Segment Start: STUDY MATERIAL
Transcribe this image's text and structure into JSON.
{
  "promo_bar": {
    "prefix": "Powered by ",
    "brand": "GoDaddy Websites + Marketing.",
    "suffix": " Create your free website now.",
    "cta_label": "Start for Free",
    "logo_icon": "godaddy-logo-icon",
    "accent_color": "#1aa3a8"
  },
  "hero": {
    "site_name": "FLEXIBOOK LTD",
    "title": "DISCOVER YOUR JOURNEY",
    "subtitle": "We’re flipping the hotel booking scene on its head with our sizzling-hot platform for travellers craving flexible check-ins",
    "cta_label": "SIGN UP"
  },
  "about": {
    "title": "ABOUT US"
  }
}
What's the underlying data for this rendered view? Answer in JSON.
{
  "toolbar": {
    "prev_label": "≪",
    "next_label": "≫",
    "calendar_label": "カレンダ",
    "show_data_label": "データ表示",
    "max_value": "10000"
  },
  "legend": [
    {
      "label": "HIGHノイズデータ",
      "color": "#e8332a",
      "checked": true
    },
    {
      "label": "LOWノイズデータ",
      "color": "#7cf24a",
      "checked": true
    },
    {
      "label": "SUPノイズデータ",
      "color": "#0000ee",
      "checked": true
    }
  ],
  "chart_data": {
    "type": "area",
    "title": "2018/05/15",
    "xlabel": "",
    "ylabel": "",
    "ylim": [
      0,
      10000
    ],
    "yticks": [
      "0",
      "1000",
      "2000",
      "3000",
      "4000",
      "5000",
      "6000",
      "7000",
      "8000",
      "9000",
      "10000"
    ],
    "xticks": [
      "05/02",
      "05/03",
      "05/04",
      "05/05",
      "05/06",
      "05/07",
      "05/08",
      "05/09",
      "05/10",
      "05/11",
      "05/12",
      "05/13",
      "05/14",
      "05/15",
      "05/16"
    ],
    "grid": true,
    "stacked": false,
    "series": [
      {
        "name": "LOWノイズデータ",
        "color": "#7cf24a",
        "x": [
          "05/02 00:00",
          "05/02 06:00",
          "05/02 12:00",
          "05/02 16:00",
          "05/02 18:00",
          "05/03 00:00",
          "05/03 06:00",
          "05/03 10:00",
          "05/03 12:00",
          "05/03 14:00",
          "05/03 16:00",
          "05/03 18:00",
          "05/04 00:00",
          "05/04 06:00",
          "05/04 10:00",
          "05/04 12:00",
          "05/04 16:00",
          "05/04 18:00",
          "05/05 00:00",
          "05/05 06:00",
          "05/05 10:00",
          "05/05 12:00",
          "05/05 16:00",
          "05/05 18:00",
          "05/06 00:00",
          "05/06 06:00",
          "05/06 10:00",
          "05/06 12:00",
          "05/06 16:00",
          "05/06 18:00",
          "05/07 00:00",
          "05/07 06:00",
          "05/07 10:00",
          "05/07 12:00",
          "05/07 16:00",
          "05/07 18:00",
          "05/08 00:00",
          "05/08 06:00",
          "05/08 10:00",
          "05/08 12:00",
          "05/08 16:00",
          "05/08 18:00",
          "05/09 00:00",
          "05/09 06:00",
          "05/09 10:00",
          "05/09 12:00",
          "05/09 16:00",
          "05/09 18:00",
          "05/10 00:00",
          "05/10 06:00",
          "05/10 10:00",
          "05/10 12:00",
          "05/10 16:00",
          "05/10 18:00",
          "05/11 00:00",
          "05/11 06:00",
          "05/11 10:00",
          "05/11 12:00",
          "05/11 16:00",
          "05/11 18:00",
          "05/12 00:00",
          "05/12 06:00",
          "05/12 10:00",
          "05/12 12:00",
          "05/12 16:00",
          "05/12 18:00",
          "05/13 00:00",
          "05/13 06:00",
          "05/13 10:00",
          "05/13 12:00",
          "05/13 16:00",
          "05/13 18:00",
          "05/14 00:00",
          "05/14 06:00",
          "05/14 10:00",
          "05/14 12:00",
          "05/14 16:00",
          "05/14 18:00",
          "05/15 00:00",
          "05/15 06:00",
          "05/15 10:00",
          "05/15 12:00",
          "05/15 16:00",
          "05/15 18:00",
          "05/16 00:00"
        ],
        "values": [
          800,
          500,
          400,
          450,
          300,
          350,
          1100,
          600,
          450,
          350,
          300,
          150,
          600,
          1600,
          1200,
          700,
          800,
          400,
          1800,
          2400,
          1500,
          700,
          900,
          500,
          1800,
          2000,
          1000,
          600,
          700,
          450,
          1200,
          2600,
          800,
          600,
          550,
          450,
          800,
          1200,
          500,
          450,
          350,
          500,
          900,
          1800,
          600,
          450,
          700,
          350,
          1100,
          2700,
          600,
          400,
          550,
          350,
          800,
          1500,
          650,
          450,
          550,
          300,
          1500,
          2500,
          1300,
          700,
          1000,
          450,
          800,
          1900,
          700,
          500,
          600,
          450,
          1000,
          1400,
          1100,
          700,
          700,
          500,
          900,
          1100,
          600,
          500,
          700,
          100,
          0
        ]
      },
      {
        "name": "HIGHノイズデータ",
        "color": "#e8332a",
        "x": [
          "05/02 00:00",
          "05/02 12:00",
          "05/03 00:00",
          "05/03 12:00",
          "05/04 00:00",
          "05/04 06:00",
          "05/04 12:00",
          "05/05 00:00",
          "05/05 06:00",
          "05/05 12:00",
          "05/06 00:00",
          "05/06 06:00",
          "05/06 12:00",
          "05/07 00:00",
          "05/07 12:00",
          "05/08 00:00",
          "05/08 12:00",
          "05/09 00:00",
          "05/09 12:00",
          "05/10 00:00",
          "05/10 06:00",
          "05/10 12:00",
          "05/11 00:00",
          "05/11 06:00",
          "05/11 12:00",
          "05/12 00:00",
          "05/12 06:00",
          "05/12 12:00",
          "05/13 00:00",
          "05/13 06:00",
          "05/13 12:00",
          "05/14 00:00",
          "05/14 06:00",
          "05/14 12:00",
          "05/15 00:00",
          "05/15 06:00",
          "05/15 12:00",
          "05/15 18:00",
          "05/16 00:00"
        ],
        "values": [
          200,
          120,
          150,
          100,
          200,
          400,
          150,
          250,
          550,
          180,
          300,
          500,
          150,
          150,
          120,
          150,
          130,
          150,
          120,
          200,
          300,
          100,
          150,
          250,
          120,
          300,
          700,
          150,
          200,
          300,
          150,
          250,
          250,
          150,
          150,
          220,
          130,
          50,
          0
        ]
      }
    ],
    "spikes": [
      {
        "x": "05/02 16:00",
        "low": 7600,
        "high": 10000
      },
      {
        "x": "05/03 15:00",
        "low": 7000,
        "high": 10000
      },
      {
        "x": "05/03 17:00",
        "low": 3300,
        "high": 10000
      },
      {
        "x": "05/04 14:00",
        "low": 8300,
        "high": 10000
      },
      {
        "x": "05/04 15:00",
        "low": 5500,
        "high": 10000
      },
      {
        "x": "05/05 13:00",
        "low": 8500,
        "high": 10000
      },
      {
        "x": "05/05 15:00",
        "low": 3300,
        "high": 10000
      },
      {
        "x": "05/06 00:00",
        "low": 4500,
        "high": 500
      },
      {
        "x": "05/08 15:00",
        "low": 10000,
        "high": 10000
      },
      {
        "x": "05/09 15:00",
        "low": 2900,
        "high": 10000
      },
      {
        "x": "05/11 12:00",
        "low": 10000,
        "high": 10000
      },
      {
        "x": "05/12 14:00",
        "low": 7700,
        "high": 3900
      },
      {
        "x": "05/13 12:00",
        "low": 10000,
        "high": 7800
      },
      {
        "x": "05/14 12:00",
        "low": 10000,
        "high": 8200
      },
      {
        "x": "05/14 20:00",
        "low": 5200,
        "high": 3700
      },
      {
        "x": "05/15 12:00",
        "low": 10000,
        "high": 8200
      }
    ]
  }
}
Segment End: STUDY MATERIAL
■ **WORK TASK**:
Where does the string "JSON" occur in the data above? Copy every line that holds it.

■ **EXPECTED ANSWER**:
Transcribe this image's text and structure into JSON.
What's the underlying data for this rendered view? Answer in JSON.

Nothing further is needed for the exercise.